[Activity] Copy out the data that comes next, character for character, and leave the images aside.

(Collection entries)
· · · · ·
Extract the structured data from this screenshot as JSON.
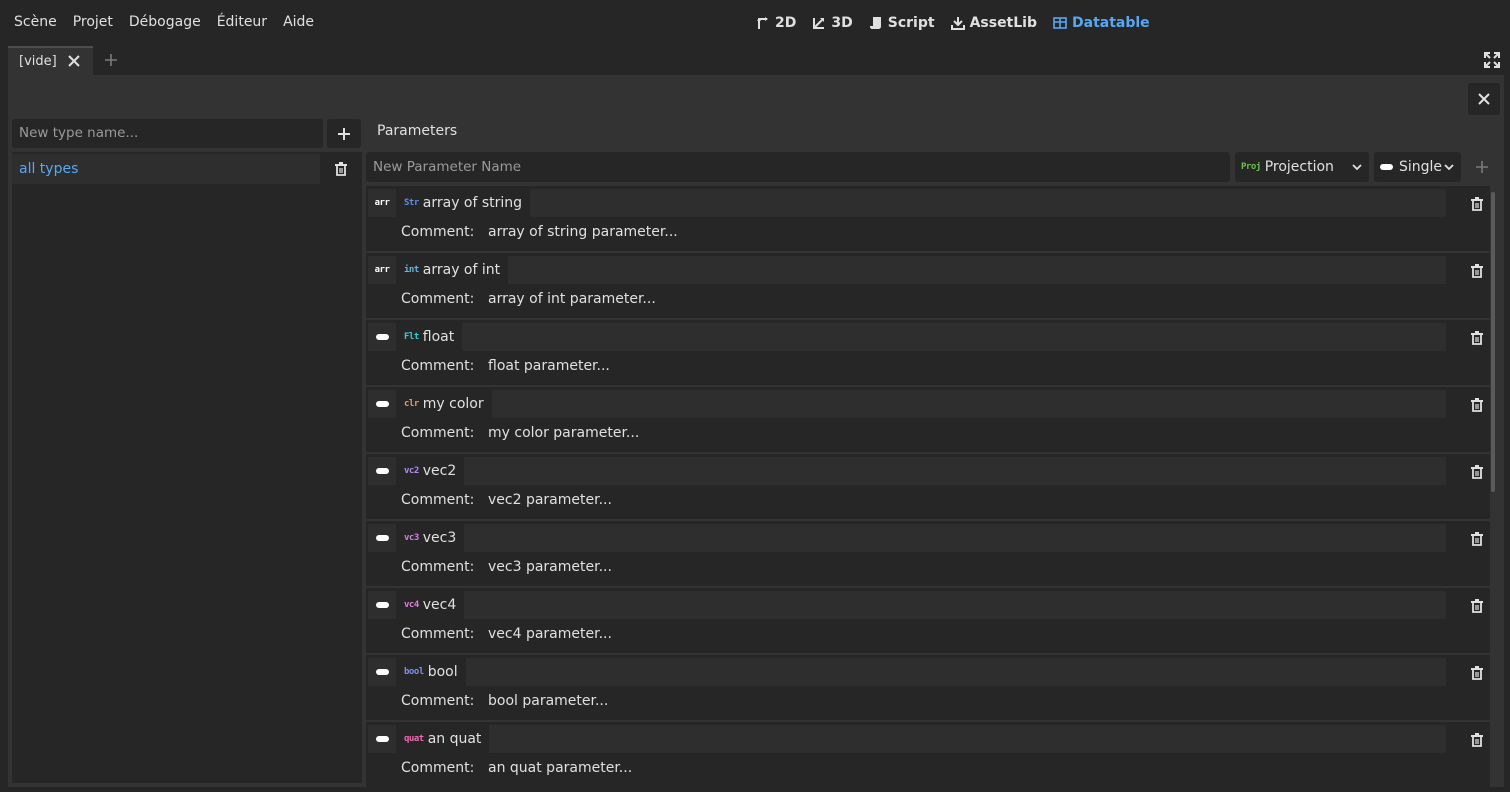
{
  "menu": {
    "items": [
      "Scène",
      "Projet",
      "Débogage",
      "Éditeur",
      "Aide"
    ]
  },
  "workspaces": {
    "w2d": "2D",
    "w3d": "3D",
    "script": "Script",
    "assetlib": "AssetLib",
    "datatable": "Datatable",
    "active_color": "#56a8f5"
  },
  "tabs": {
    "current": "[vide]"
  },
  "types_panel": {
    "new_type_placeholder": "New type name...",
    "items": [
      "all types"
    ]
  },
  "parameters": {
    "title": "Parameters",
    "new_param_placeholder": "New Parameter Name",
    "type_select": {
      "badge": "Proj",
      "value": "Projection"
    },
    "mode_select": {
      "value": "Single"
    },
    "comment_label": "Comment:",
    "rows": [
      {
        "kind": "arr",
        "badge": "Str",
        "badge_color": "#5b8fe8",
        "name": "array of string",
        "comment": "array of string parameter..."
      },
      {
        "kind": "arr",
        "badge": "int",
        "badge_color": "#62b8e8",
        "name": "array of int",
        "comment": "array of int parameter..."
      },
      {
        "kind": "single",
        "badge": "Flt",
        "badge_color": "#35d1d6",
        "name": "float",
        "comment": "float parameter..."
      },
      {
        "kind": "single",
        "badge": "clr",
        "badge_color": "#e0a060",
        "name": "my color",
        "comment": "my color parameter..."
      },
      {
        "kind": "single",
        "badge": "vc2",
        "badge_color": "#b08cf0",
        "name": "vec2",
        "comment": "vec2 parameter..."
      },
      {
        "kind": "single",
        "badge": "vc3",
        "badge_color": "#d47ee8",
        "name": "vec3",
        "comment": "vec3 parameter..."
      },
      {
        "kind": "single",
        "badge": "vc4",
        "badge_color": "#e07ee0",
        "name": "vec4",
        "comment": "vec4 parameter..."
      },
      {
        "kind": "single",
        "badge": "bool",
        "badge_color": "#7f8ff0",
        "name": "bool",
        "comment": "bool parameter..."
      },
      {
        "kind": "single",
        "badge": "quat",
        "badge_color": "#f06ab0",
        "name": "an quat",
        "comment": "an quat parameter..."
      }
    ]
  }
}
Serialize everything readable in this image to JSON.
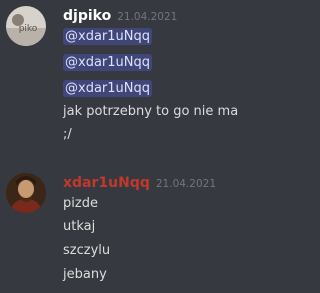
{
  "colors": {
    "background": "#36393f",
    "text": "#dcddde",
    "username_1": "#ffffff",
    "username_2": "#c0392b",
    "timestamp": "#72767d",
    "mention_bg": "#414675",
    "mention_text": "#dee0fc"
  },
  "messages": [
    {
      "username": "djpiko",
      "timestamp": "21.04.2021",
      "avatar_text": "piko",
      "avatar_icon": "avatar-photo",
      "lines": [
        {
          "mention": "@xdar1uNqq"
        },
        {
          "mention": "@xdar1uNqq"
        },
        {
          "mention": "@xdar1uNqq"
        },
        {
          "text": "jak potrzebny to go nie ma"
        },
        {
          "text": ";/"
        }
      ]
    },
    {
      "username": "xdar1uNqq",
      "timestamp": "21.04.2021",
      "avatar_icon": "portrait-painting-avatar",
      "lines": [
        {
          "text": "pizde"
        },
        {
          "text": "utkaj"
        },
        {
          "text": "szczylu"
        },
        {
          "text": "jebany"
        }
      ]
    }
  ]
}
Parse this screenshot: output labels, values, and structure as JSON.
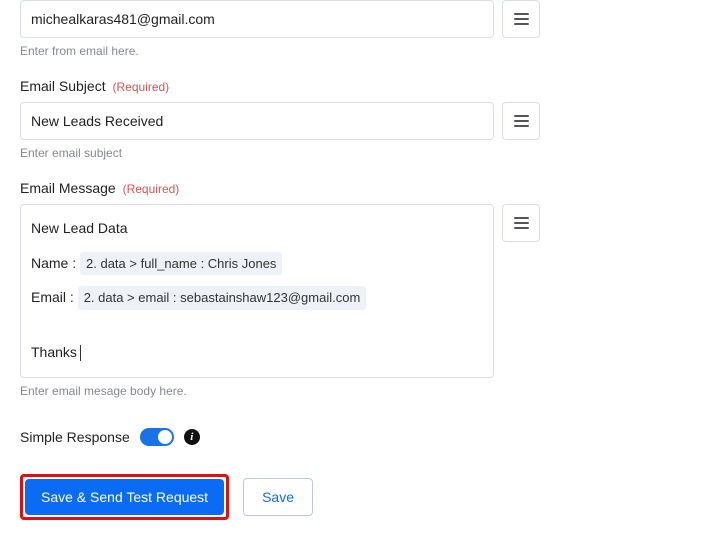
{
  "from_email": {
    "value": "michealkaras481@gmail.com",
    "helper": "Enter from email here."
  },
  "subject": {
    "label": "Email Subject",
    "required": "(Required)",
    "value": "New Leads Received",
    "helper": "Enter email subject"
  },
  "message": {
    "label": "Email Message",
    "required": "(Required)",
    "line1": "New Lead Data",
    "name_label": "Name :",
    "name_token": "2. data > full_name : Chris Jones",
    "email_label": "Email :",
    "email_token": "2. data > email : sebastainshaw123@gmail.com",
    "thanks": "Thanks",
    "helper": "Enter email mesage body here."
  },
  "simple_response": {
    "label": "Simple Response"
  },
  "buttons": {
    "save_send": "Save & Send Test Request",
    "save": "Save"
  }
}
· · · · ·
[Answer section]
Extract the structured data from this screenshot as JSON.
{
  "menu": {
    "items": [
      "Scène",
      "Projet",
      "Débogage",
      "Éditeur",
      "Aide"
    ]
  },
  "workspaces": {
    "w2d": "2D",
    "w3d": "3D",
    "script": "Script",
    "assetlib": "AssetLib",
    "datatable": "Datatable",
    "active_color": "#56a8f5"
  },
  "tabs": {
    "current": "[vide]"
  },
  "types_panel": {
    "new_type_placeholder": "New type name...",
    "items": [
      "all types"
    ]
  },
  "parameters": {
    "title": "Parameters",
    "new_param_placeholder": "New Parameter Name",
    "type_select": {
      "badge": "Proj",
      "value": "Projection"
    },
    "mode_select": {
      "value": "Single"
    },
    "comment_label": "Comment:",
    "rows": [
      {
        "kind": "arr",
        "badge": "Str",
        "badge_color": "#5b8fe8",
        "name": "array of string",
        "comment": "array of string parameter..."
      },
      {
        "kind": "arr",
        "badge": "int",
        "badge_color": "#62b8e8",
        "name": "array of int",
        "comment": "array of int parameter..."
      },
      {
        "kind": "single",
        "badge": "Flt",
        "badge_color": "#35d1d6",
        "name": "float",
        "comment": "float parameter..."
      },
      {
        "kind": "single",
        "badge": "clr",
        "badge_color": "#e0a060",
        "name": "my color",
        "comment": "my color parameter..."
      },
      {
        "kind": "single",
        "badge": "vc2",
        "badge_color": "#b08cf0",
        "name": "vec2",
        "comment": "vec2 parameter..."
      },
      {
        "kind": "single",
        "badge": "vc3",
        "badge_color": "#d47ee8",
        "name": "vec3",
        "comment": "vec3 parameter..."
      },
      {
        "kind": "single",
        "badge": "vc4",
        "badge_color": "#e07ee0",
        "name": "vec4",
        "comment": "vec4 parameter..."
      },
      {
        "kind": "single",
        "badge": "bool",
        "badge_color": "#7f8ff0",
        "name": "bool",
        "comment": "bool parameter..."
      },
      {
        "kind": "single",
        "badge": "quat",
        "badge_color": "#f06ab0",
        "name": "an quat",
        "comment": "an quat parameter..."
      }
    ]
  }
}
Serialize everything readable in this image to JSON.
{
  "colors": {
    "background": "#36393f",
    "text": "#dcddde",
    "username_1": "#ffffff",
    "username_2": "#c0392b",
    "timestamp": "#72767d",
    "mention_bg": "#414675",
    "mention_text": "#dee0fc"
  },
  "messages": [
    {
      "username": "djpiko",
      "timestamp": "21.04.2021",
      "avatar_text": "piko",
      "avatar_icon": "avatar-photo",
      "lines": [
        {
          "mention": "@xdar1uNqq"
        },
        {
          "mention": "@xdar1uNqq"
        },
        {
          "mention": "@xdar1uNqq"
        },
        {
          "text": "jak potrzebny to go nie ma"
        },
        {
          "text": ";/"
        }
      ]
    },
    {
      "username": "xdar1uNqq",
      "timestamp": "21.04.2021",
      "avatar_icon": "portrait-painting-avatar",
      "lines": [
        {
          "text": "pizde"
        },
        {
          "text": "utkaj"
        },
        {
          "text": "szczylu"
        },
        {
          "text": "jebany"
        }
      ]
    }
  ]
}
Parse this screenshot: output labels, values, and structure as JSON.
{
  "from_email": {
    "value": "michealkaras481@gmail.com",
    "helper": "Enter from email here."
  },
  "subject": {
    "label": "Email Subject",
    "required": "(Required)",
    "value": "New Leads Received",
    "helper": "Enter email subject"
  },
  "message": {
    "label": "Email Message",
    "required": "(Required)",
    "line1": "New Lead Data",
    "name_label": "Name :",
    "name_token": "2. data > full_name : Chris Jones",
    "email_label": "Email :",
    "email_token": "2. data > email : sebastainshaw123@gmail.com",
    "thanks": "Thanks",
    "helper": "Enter email mesage body here."
  },
  "simple_response": {
    "label": "Simple Response"
  },
  "buttons": {
    "save_send": "Save & Send Test Request",
    "save": "Save"
  }
}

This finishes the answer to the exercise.